§ TASK TO COMPLETE: Write the entries out again. Each one must match exactly.

§ MATERIALS PROVIDED:
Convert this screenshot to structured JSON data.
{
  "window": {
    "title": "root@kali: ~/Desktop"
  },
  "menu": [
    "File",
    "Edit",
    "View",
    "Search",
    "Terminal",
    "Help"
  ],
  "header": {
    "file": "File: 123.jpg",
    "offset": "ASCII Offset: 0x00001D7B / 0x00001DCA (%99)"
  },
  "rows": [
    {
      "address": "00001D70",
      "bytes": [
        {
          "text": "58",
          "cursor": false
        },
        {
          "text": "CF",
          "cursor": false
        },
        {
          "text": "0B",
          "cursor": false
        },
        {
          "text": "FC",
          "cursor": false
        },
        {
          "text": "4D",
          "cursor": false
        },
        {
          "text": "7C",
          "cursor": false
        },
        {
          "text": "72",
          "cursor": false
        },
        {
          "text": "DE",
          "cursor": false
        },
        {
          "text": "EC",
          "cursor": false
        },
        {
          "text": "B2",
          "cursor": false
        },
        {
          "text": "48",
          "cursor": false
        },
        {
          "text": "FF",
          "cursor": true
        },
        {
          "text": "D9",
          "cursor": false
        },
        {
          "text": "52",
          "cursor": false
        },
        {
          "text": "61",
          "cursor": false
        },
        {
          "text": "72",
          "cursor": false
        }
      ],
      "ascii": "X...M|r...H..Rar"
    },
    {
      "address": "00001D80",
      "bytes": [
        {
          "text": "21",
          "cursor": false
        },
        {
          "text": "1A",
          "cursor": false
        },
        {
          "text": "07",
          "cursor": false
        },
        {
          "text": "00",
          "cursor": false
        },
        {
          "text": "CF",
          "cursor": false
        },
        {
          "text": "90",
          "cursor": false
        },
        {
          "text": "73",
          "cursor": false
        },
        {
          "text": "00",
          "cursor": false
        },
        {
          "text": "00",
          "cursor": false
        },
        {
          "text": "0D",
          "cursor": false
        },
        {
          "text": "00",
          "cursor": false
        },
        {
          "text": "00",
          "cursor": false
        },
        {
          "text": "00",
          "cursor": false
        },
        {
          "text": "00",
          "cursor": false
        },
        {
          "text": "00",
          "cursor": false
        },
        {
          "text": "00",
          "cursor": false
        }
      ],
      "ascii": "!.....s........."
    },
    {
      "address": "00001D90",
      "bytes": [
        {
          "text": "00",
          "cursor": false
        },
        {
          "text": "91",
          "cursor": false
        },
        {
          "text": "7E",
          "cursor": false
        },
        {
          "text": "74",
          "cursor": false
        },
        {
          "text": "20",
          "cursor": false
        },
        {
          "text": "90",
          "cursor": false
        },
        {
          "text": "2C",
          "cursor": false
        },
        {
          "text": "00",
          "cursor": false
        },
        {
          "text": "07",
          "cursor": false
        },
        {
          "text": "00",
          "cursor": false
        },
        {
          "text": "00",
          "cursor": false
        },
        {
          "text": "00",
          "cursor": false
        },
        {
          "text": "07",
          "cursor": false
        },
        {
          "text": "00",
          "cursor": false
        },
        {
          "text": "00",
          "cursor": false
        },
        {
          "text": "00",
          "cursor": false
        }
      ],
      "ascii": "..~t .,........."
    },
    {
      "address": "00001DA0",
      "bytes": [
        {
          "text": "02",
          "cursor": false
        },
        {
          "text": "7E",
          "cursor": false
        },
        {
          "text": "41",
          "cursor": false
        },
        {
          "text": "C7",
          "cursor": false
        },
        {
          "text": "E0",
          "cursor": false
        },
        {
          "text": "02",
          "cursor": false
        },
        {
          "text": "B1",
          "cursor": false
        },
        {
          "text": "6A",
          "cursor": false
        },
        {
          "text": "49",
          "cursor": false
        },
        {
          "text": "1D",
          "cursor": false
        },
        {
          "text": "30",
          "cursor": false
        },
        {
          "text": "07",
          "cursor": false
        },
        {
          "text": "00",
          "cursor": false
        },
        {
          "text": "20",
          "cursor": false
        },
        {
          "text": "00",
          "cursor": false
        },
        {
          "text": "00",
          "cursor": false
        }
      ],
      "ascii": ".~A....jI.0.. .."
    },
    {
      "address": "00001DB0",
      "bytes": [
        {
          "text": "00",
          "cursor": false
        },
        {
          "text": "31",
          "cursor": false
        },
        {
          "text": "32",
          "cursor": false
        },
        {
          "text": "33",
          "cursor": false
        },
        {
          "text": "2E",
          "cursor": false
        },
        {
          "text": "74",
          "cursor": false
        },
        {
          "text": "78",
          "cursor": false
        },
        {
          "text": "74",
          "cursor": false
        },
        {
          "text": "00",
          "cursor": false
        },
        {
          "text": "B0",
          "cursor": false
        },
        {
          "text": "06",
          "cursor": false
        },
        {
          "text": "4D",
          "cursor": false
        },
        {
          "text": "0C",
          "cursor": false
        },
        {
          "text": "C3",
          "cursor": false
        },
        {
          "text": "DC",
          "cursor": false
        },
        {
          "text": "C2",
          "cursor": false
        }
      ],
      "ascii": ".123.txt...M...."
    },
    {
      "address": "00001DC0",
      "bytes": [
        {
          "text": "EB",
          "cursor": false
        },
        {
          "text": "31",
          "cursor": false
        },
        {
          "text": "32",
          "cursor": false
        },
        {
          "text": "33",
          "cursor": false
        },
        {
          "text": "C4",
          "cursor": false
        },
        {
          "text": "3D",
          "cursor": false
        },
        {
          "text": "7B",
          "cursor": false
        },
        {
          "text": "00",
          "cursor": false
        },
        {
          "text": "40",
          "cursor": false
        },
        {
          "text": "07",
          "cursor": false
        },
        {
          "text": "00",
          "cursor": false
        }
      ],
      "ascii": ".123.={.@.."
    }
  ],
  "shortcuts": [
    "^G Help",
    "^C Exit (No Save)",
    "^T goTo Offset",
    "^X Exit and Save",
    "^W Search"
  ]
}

§ SOLUTION:
Convert this screenshot to structured JSON data.
{
  "window": {
    "title": "root@kali: ~/Desktop"
  },
  "menu": [
    "File",
    "Edit",
    "View",
    "Search",
    "Terminal",
    "Help"
  ],
  "header": {
    "file": "File: 123.jpg",
    "offset": "ASCII Offset: 0x00001D7B / 0x00001DCA (%99)"
  },
  "rows": [
    {
      "address": "00001D70",
      "bytes": [
        {
          "text": "58",
          "cursor": false
        },
        {
          "text": "CF",
          "cursor": false
        },
        {
          "text": "0B",
          "cursor": false
        },
        {
          "text": "FC",
          "cursor": false
        },
        {
          "text": "4D",
          "cursor": false
        },
        {
          "text": "7C",
          "cursor": false
        },
        {
          "text": "72",
          "cursor": false
        },
        {
          "text": "DE",
          "cursor": false
        },
        {
          "text": "EC",
          "cursor": false
        },
        {
          "text": "B2",
          "cursor": false
        },
        {
          "text": "48",
          "cursor": false
        },
        {
          "text": "FF",
          "cursor": true
        },
        {
          "text": "D9",
          "cursor": false
        },
        {
          "text": "52",
          "cursor": false
        },
        {
          "text": "61",
          "cursor": false
        },
        {
          "text": "72",
          "cursor": false
        }
      ],
      "ascii": "X...M|r...H..Rar"
    },
    {
      "address": "00001D80",
      "bytes": [
        {
          "text": "21",
          "cursor": false
        },
        {
          "text": "1A",
          "cursor": false
        },
        {
          "text": "07",
          "cursor": false
        },
        {
          "text": "00",
          "cursor": false
        },
        {
          "text": "CF",
          "cursor": false
        },
        {
          "text": "90",
          "cursor": false
        },
        {
          "text": "73",
          "cursor": false
        },
        {
          "text": "00",
          "cursor": false
        },
        {
          "text": "00",
          "cursor": false
        },
        {
          "text": "0D",
          "cursor": false
        },
        {
          "text": "00",
          "cursor": false
        },
        {
          "text": "00",
          "cursor": false
        },
        {
          "text": "00",
          "cursor": false
        },
        {
          "text": "00",
          "cursor": false
        },
        {
          "text": "00",
          "cursor": false
        },
        {
          "text": "00",
          "cursor": false
        }
      ],
      "ascii": "!.....s........."
    },
    {
      "address": "00001D90",
      "bytes": [
        {
          "text": "00",
          "cursor": false
        },
        {
          "text": "91",
          "cursor": false
        },
        {
          "text": "7E",
          "cursor": false
        },
        {
          "text": "74",
          "cursor": false
        },
        {
          "text": "20",
          "cursor": false
        },
        {
          "text": "90",
          "cursor": false
        },
        {
          "text": "2C",
          "cursor": false
        },
        {
          "text": "00",
          "cursor": false
        },
        {
          "text": "07",
          "cursor": false
        },
        {
          "text": "00",
          "cursor": false
        },
        {
          "text": "00",
          "cursor": false
        },
        {
          "text": "00",
          "cursor": false
        },
        {
          "text": "07",
          "cursor": false
        },
        {
          "text": "00",
          "cursor": false
        },
        {
          "text": "00",
          "cursor": false
        },
        {
          "text": "00",
          "cursor": false
        }
      ],
      "ascii": "..~t .,........."
    },
    {
      "address": "00001DA0",
      "bytes": [
        {
          "text": "02",
          "cursor": false
        },
        {
          "text": "7E",
          "cursor": false
        },
        {
          "text": "41",
          "cursor": false
        },
        {
          "text": "C7",
          "cursor": false
        },
        {
          "text": "E0",
          "cursor": false
        },
        {
          "text": "02",
          "cursor": false
        },
        {
          "text": "B1",
          "cursor": false
        },
        {
          "text": "6A",
          "cursor": false
        },
        {
          "text": "49",
          "cursor": false
        },
        {
          "text": "1D",
          "cursor": false
        },
        {
          "text": "30",
          "cursor": false
        },
        {
          "text": "07",
          "cursor": false
        },
        {
          "text": "00",
          "cursor": false
        },
        {
          "text": "20",
          "cursor": false
        },
        {
          "text": "00",
          "cursor": false
        },
        {
          "text": "00",
          "cursor": false
        }
      ],
      "ascii": ".~A....jI.0.. .."
    },
    {
      "address": "00001DB0",
      "bytes": [
        {
          "text": "00",
          "cursor": false
        },
        {
          "text": "31",
          "cursor": false
        },
        {
          "text": "32",
          "cursor": false
        },
        {
          "text": "33",
          "cursor": false
        },
        {
          "text": "2E",
          "cursor": false
        },
        {
          "text": "74",
          "cursor": false
        },
        {
          "text": "78",
          "cursor": false
        },
        {
          "text": "74",
          "cursor": false
        },
        {
          "text": "00",
          "cursor": false
        },
        {
          "text": "B0",
          "cursor": false
        },
        {
          "text": "06",
          "cursor": false
        },
        {
          "text": "4D",
          "cursor": false
        },
        {
          "text": "0C",
          "cursor": false
        },
        {
          "text": "C3",
          "cursor": false
        },
        {
          "text": "DC",
          "cursor": false
        },
        {
          "text": "C2",
          "cursor": false
        }
      ],
      "ascii": ".123.txt...M...."
    },
    {
      "address": "00001DC0",
      "bytes": [
        {
          "text": "EB",
          "cursor": false
        },
        {
          "text": "31",
          "cursor": false
        },
        {
          "text": "32",
          "cursor": false
        },
        {
          "text": "33",
          "cursor": false
        },
        {
          "text": "C4",
          "cursor": false
        },
        {
          "text": "3D",
          "cursor": false
        },
        {
          "text": "7B",
          "cursor": false
        },
        {
          "text": "00",
          "cursor": false
        },
        {
          "text": "40",
          "cursor": false
        },
        {
          "text": "07",
          "cursor": false
        },
        {
          "text": "00",
          "cursor": false
        }
      ],
      "ascii": ".123.={.@.."
    }
  ],
  "shortcuts": [
    "^G Help",
    "^C Exit (No Save)",
    "^T goTo Offset",
    "^X Exit and Save",
    "^W Search"
  ]
}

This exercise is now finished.